Before there was Pastis' Timmy Failure, there was Richard Thompson's Timmy Fretwork, a ramblin' banjo man who occasionally visited the students of Blisshaven as the guest of Miss Bliss (who he was later engaged to). The artwork above is the 2004 introduction of Timmy Fretwork to readers of the Washington Post, and later, Cul de Sac. The character, who Richard says was based on five different people, was so memorable he inspired a song written by musician Rob McLaren.
Below is the Cul de Sac comic that first popularized the phrase that we all love and know in our hearts to be true.
Banjoing is pretty much the best. I haven't performed much, but I did get to play last year at a pig roast in an industrial part of Kansas City, trying my darndest to channel TF's considerable mojo.
Speaking of comics and music, a couple nights ago I went to see 22-year-old guitarist Daniel Bachmann (below) play as part of the Tompkins Square label's traveling road show.
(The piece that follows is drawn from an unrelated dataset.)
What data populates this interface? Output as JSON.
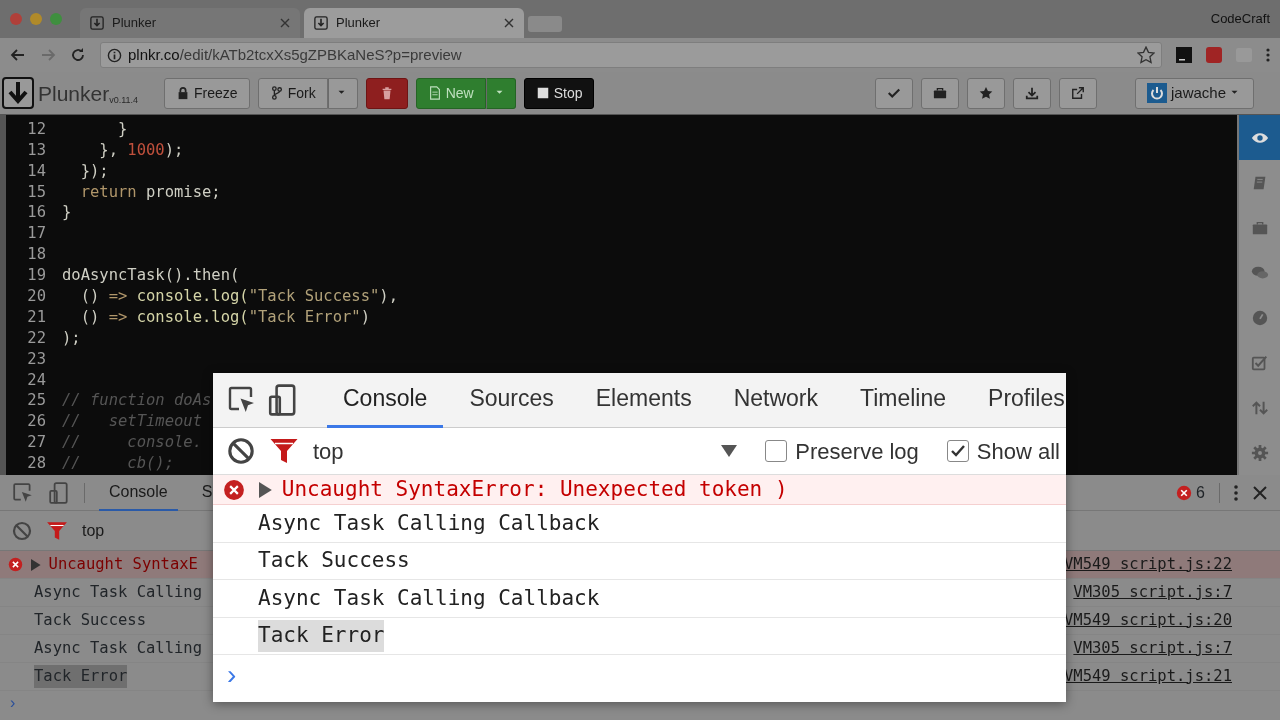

Daniel's label is also selling this pack of 37 cards with illustrations by Shana Cleveland and information about "Obscure Giants of Acoustic Guitar." I haven't been this excited about picking up a pack of trading cards since the last pack of Donruss I bought back in 1989. Tompkins Square puts out some amazing music, from new releases to archival compilations and reissues, and you can listen to a few entire albums for free.
Tomorrow is also Record Store Day, and roughly 700 stores across the U.S. and elsewhere will be celebrating with special sales, in-store performances and festivities. In honor of vinyl's survival/resurgence, here are a few GoComics features of record to get you in the spirit, including one of the greatest Ziggy panels of all time.
Have a great weekend, and tune in for more excellent comics next week on this here blog and every day on GoComics.com. So long for now,
— Lucas Wetzel